IBM Evacuation Planner - overview
Resilience and vulnerability are two sides of the same coin. Communities need to understand their risks before they can take steps to reduce them. IBM Evacuation Planner makes it possible to conduct detailed investigations of hypothetical bushfire scenarios. Through these scenarios users can assess the impact of a bushfire at multiple levels; from a broad region down to individuals. Furthermore, with our scenario building tools users can quantify and compare the effectiveness of various risk mitigation strategies.
Modelling and simulation
Behind the scenes we employ state-of-the-art modelling and simulation subsystems to predict: the spread of the fire, the behaviour of the population, and the flow of traffic throughout the evacuation. Together these systems fill in the blanks for evacuation planners.

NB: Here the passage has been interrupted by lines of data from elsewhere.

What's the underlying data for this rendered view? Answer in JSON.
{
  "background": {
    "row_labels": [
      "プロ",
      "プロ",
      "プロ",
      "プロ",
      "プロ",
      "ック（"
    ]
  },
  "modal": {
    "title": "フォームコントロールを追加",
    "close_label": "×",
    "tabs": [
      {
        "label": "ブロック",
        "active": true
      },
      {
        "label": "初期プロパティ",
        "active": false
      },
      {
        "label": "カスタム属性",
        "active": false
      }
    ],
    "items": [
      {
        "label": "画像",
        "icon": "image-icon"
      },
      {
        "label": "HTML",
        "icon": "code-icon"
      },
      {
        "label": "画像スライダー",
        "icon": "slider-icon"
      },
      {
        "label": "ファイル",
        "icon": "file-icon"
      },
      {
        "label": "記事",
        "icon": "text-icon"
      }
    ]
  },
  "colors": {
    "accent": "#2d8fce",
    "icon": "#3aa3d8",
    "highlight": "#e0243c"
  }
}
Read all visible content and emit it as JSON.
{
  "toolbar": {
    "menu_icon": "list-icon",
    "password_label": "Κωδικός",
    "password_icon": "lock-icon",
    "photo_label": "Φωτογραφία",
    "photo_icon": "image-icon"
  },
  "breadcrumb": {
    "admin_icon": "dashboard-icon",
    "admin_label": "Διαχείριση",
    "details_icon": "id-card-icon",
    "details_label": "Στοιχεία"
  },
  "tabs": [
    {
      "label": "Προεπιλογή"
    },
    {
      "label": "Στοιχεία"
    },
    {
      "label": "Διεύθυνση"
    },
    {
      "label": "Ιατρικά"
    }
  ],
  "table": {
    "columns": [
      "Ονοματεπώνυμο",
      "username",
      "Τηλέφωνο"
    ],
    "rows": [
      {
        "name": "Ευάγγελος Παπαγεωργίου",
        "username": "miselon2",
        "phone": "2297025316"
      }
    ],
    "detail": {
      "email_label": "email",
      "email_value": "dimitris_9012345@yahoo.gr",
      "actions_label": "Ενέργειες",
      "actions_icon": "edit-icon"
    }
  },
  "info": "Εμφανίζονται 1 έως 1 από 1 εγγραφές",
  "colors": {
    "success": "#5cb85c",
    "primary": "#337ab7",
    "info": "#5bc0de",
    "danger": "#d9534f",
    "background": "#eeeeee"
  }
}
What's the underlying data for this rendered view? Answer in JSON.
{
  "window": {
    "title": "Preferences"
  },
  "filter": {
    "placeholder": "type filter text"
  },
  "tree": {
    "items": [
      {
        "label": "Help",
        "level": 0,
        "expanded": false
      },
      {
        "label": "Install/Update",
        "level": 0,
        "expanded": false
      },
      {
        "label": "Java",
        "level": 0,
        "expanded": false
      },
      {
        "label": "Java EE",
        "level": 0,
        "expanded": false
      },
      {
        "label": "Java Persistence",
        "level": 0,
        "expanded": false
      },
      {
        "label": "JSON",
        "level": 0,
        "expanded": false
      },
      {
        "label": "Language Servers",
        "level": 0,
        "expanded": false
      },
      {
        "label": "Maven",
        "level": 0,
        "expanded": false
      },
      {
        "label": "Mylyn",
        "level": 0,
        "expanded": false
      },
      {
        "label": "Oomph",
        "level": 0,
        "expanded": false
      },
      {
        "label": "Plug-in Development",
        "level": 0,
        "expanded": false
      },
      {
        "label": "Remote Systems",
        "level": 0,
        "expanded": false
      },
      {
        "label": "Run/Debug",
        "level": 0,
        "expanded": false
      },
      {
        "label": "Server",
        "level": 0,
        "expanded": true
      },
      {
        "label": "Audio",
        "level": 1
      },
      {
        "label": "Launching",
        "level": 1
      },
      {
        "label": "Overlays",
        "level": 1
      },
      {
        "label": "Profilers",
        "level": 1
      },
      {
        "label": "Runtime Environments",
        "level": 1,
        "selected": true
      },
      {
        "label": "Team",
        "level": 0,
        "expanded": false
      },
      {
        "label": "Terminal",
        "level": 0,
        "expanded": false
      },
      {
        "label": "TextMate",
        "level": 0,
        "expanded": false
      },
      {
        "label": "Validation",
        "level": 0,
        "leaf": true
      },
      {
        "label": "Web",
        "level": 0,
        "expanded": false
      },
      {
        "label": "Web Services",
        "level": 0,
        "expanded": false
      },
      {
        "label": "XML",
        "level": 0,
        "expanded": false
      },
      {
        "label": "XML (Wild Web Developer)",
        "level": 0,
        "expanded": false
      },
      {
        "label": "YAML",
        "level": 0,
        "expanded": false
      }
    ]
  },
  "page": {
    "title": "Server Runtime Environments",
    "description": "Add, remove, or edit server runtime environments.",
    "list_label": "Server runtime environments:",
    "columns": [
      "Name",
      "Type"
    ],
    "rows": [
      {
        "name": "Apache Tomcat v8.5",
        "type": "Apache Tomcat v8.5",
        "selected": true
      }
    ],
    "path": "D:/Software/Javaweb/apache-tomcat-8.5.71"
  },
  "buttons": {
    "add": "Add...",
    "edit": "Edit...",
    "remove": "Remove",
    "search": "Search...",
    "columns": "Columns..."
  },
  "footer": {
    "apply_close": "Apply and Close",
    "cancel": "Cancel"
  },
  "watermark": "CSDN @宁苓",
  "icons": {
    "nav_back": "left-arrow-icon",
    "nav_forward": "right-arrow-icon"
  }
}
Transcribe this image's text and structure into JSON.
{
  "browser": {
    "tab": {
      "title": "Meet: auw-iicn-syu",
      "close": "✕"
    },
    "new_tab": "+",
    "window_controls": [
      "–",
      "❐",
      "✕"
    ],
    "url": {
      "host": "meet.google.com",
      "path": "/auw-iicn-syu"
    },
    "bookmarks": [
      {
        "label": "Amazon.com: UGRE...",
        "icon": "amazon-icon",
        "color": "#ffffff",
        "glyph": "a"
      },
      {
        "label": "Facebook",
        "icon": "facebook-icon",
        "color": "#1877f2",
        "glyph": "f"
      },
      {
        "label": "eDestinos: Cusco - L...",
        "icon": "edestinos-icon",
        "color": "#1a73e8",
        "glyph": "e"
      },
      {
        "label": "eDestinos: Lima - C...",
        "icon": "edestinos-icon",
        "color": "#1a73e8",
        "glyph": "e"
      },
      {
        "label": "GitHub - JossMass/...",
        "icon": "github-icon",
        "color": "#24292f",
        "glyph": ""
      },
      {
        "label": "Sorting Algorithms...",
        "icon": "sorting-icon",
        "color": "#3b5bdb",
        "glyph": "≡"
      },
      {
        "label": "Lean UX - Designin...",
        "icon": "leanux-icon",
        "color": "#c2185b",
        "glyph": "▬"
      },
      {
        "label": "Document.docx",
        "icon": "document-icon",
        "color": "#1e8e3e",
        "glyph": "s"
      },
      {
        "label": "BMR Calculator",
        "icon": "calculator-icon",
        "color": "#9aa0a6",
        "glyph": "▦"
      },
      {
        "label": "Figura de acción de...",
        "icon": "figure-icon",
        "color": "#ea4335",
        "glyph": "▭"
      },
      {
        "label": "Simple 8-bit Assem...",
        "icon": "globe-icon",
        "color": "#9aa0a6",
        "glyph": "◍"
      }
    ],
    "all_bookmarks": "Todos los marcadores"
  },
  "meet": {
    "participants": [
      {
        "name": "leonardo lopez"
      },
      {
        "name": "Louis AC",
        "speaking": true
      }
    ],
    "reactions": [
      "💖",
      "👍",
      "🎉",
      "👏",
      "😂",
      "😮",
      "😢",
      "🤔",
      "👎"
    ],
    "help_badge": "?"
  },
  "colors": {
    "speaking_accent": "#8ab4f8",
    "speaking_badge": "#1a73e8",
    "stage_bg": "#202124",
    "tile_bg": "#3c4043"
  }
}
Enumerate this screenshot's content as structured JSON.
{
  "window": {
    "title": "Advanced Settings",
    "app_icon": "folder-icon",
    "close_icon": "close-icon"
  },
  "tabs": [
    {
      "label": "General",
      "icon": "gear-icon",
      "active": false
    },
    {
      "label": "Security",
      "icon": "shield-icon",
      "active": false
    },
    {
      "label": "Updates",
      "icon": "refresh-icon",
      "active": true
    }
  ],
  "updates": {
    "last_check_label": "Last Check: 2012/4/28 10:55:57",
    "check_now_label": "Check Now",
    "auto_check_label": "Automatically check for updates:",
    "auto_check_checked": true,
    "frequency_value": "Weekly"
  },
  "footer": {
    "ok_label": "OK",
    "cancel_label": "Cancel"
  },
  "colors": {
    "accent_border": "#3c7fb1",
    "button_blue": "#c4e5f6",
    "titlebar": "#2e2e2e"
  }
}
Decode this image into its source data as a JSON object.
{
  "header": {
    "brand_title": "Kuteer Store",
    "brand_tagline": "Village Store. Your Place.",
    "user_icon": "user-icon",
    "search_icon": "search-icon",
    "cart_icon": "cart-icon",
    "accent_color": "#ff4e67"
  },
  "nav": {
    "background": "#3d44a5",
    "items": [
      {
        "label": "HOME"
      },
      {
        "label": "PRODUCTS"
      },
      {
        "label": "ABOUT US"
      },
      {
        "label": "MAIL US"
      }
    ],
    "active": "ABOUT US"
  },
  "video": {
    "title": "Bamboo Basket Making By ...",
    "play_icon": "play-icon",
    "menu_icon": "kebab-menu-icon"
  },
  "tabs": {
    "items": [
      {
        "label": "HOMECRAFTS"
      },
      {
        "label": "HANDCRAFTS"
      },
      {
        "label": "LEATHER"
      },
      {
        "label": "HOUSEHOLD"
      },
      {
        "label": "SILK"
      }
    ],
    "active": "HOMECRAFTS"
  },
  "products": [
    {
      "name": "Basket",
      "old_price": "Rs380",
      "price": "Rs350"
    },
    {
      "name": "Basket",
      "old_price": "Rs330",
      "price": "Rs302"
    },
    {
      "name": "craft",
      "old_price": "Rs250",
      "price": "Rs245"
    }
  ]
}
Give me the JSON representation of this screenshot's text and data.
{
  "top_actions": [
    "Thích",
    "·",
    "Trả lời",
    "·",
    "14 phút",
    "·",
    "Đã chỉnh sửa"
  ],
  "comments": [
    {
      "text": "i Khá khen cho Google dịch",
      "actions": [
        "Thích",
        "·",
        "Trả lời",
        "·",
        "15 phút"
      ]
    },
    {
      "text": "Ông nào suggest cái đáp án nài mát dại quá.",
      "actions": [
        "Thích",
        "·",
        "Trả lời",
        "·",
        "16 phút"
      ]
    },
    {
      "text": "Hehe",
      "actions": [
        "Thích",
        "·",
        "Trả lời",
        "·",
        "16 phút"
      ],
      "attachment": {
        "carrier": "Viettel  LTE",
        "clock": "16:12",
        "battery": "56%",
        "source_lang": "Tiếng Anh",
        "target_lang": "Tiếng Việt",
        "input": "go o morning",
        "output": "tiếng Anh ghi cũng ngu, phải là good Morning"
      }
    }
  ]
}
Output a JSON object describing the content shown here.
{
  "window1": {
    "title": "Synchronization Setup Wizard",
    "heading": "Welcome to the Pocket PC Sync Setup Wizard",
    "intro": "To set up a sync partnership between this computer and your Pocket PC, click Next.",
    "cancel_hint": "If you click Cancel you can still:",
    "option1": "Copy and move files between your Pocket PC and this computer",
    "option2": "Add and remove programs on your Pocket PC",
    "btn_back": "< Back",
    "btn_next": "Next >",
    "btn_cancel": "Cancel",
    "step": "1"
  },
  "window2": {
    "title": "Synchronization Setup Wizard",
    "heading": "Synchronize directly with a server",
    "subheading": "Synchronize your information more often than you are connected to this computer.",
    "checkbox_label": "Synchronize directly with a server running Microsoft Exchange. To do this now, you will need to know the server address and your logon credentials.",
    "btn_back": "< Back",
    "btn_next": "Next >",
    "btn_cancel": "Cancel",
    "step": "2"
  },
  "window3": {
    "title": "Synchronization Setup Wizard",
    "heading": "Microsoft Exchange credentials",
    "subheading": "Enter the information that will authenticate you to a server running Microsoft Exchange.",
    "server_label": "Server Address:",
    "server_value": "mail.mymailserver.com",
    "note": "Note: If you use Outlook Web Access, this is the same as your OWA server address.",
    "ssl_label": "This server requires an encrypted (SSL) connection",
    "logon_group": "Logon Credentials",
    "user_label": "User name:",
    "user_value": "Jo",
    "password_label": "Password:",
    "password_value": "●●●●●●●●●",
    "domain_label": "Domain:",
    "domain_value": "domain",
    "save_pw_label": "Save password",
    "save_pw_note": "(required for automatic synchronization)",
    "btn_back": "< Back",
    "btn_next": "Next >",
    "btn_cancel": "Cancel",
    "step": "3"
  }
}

While our default service provides all the necessary subsystems, for some users the ability to connect alternatives is important. Accordingly, we have used a highly modular design that enables complete subsystems to be substituted. For example, there are dozens of traffic simulators available, each with different strengths and weaknesses; our design avoids confining the user to any particular one. This also makes it easy for us to leverage future innovations and developments.
Users can create and inspect realistic scenarios through a standard web browser. Current configuration options include:
- ignition points
- wind speed and direction
- fire danger index
- shelters / evacuation centres
- dynamic fire spread
- dynamic traffic conditions
- regional clearance times
- regional egress times
- regional departure profiles
- at-risk individual identification
This project is part of an ongoing effort at IBM Research to produce real-world decision support tools for emergency management. If you would like to learn more about IBM Evacuation Planner please contact Dr Ermyas Abebe firstname.lastname@example.org or Dr Christian Vecchiola at email@example.com.
Simulation of Wildfire Evacuation with Dynamic Factors and Model Composition
Our most recent work can be seen in this technical report.
Millgrove Evacuation Study
We previously applied our modelling to the Victorian town of Millgrove, about 60 km east of Melbourne CBD. The primary objective was to explore and understand the difference, in terms of traffic conditions, between the establishment of a single fire-safe refuge, and the establishment of two such refuges.
Details of this study can be found in the full report: Millgrove Evacuation Study.